For months I have been following the advice on how to promote – or shilling – my NFT. Collectors tweet things like, “I’m buying, quit your job.” How convenient! I quickly realized it’s one of the (many) scams out there associated with cryptocurrencies. The comments increase their messages.

The forced positivity on this side of Twitter has been jarring: artists describing their work ad nauseam, praising the NFT ecosystem, shouting at their friends. I felt like I was trapped in an endless dystopian convention of happiness. I kept updating my NFT list, no movement.

A few months later, I hated this piece. I have lowered the price several times. I tried to coin more. So I just wanted to delete – or burn – all of them. That cryptographic term is right: I imagined throwing everything on a pyre. My art heroes, such as Yayoi Kusama and Louise Bourgeois, often destroyed work in bouts of transformation or anger.

I know social media is a skill; a talent, even. It’s not mine. This is the problem with the new democracy of art that we are building. Yes, the NFTs theoretically broke down the tunnel gates. But the people who make it through are influencers. The quieter group still can’t. Should quiet people be excluded? Is it really a new democracy of art?

What happened to the mythical creative isolation, I wondered? Georgia O’Keefe holed up at the Ghost Ranch in the Abiquiu Mountains, painting the lonely cowboy landscape. “Everything starts with silence,” said VS Gaitonde. “The silence of the canvas. The silence of the painting knife. The painter begins by absorbing all these silences “.

Where is the silence when I’m tied to Twitter? Every time I opened the app, my heart was pounding. I imagined jumping off buildings, falling in front of strangers’ windows screaming: “GM … Thanks to all my followers … I love you !!!” I didn’t feel loved. I swiped and swiped, but couldn’t connect.

In April 2022, I confided to an NFT influencer friend about my lack of success and he offered to start the auction for my next piece. Good, this would be. The piece I chose was risky. I hadn’t fully exhibited my body in my art yet, but I knew, of course, that #WomenInNFT got along well with figurative pieces. I made a composition with my naked body floating between broken egg shells and chipped Easter candy. I called it “Easter Sale”. If that didn’t turn heads, what could it be?

On Easter weekend, my friend made the first bid and tweeted about the auction. I had made two matching pieces and another male collector made a bid on one of them. After the auction ended, I felt good. Days later, I couldn’t ignore the absence of what I had been looking for: more offers for art to prove its point and recognition from other women.

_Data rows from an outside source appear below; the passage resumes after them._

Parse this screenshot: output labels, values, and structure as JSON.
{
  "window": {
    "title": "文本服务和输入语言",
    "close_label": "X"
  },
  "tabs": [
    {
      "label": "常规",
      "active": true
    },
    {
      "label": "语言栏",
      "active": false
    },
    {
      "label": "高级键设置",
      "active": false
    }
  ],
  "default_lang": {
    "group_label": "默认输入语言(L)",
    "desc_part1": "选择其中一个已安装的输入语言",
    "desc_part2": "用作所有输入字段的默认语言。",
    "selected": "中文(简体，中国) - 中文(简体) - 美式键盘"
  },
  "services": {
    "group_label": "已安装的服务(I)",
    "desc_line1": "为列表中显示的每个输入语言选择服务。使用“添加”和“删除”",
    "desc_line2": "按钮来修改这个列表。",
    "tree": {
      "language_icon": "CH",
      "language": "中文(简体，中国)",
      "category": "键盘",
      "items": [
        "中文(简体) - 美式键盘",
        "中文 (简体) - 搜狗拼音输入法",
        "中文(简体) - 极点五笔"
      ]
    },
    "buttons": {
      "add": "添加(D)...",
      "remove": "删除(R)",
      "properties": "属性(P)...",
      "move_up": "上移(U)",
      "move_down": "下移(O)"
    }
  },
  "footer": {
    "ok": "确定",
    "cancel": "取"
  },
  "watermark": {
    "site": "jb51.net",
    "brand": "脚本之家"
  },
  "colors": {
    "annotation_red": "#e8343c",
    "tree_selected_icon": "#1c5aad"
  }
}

I went broke, panicked over my naked body coined permanently on the blockchain for all eternity of the metaverse, and on the other hand, climate change activists avoiding my choice to sell on Ethereum. The urge to burn has engulfed me. But the NFTs weren’t mine anymore.

I realize that choosing the life of an artist means engaging in perpetual embarrassment. Whether I’m looking for gallery walls, metaverse fame, or the latest ecological practice, it equates to the same question: Does my art make me happy? It certainly does when I’m doing it. Less when I mint it.

So I resist the urge to burn from now on. However it is better for the environment.

Leave a Reply

Your email address will not be published.